• **Dataset extract**
= = = =

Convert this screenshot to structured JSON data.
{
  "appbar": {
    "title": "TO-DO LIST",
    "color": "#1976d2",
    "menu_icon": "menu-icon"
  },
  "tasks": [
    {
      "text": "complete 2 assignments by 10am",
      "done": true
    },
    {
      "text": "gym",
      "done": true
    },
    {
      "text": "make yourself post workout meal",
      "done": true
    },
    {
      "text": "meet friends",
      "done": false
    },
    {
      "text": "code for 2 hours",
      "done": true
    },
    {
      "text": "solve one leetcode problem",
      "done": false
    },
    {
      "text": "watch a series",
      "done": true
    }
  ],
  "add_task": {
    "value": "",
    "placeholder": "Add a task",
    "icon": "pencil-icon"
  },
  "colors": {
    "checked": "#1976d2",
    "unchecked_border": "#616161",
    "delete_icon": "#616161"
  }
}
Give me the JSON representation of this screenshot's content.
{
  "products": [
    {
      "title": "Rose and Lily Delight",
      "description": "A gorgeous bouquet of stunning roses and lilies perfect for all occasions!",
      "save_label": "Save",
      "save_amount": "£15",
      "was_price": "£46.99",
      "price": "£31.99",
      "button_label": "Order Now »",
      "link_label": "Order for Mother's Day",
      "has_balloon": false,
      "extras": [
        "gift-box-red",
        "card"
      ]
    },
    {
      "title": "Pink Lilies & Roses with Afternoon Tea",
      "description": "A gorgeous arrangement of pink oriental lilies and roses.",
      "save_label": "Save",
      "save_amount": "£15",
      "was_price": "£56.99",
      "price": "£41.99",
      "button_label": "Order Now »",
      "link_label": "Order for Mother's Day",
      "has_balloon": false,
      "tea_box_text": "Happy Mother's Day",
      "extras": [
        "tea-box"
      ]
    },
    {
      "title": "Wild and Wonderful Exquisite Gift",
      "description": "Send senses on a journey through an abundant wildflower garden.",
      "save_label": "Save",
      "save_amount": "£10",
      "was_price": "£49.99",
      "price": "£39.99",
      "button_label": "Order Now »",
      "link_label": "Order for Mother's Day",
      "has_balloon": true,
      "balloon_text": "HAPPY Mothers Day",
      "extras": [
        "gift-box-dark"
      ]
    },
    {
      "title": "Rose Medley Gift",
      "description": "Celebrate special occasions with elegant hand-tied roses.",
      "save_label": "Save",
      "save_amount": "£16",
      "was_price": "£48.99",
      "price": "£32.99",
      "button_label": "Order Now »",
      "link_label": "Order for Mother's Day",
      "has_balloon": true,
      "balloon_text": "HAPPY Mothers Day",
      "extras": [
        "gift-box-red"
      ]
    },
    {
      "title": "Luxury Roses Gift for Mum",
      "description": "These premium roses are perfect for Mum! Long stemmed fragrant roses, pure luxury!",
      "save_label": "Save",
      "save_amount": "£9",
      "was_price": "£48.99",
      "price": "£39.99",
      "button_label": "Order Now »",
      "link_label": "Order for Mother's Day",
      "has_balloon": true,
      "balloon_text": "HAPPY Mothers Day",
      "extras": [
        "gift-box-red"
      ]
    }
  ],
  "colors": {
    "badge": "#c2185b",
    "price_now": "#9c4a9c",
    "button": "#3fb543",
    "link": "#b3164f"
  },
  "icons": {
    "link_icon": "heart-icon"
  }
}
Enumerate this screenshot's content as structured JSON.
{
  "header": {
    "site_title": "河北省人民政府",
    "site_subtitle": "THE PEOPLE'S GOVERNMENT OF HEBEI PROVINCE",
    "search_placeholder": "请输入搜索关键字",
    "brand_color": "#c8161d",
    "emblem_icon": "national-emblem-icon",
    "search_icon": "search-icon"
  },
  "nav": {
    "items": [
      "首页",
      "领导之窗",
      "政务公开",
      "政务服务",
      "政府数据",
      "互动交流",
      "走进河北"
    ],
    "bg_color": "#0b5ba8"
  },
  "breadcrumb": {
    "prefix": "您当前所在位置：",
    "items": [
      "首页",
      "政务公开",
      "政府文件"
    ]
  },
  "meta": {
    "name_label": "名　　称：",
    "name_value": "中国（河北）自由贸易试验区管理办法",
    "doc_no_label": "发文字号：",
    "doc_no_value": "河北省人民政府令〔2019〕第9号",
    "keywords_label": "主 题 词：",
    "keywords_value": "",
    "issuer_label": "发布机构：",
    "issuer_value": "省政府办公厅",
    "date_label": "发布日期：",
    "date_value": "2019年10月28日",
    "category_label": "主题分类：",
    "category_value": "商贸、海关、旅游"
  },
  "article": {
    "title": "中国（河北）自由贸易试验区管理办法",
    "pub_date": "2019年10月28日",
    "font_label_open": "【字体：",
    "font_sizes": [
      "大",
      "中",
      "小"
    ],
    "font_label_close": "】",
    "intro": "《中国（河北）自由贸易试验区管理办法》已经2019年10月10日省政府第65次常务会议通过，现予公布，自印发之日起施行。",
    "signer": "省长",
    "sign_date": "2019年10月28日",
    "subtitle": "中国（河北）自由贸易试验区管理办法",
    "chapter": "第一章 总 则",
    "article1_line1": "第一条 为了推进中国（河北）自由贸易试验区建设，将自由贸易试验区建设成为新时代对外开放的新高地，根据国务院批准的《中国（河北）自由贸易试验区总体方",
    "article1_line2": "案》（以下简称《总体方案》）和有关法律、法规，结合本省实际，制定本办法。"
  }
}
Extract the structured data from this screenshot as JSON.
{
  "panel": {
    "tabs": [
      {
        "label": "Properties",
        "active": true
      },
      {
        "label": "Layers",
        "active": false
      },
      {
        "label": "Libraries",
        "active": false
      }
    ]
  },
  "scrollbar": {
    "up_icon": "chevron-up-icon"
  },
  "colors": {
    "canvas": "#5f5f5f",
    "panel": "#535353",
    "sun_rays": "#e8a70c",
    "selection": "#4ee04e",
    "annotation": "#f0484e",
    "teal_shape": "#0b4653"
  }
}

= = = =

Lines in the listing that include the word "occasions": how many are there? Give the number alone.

2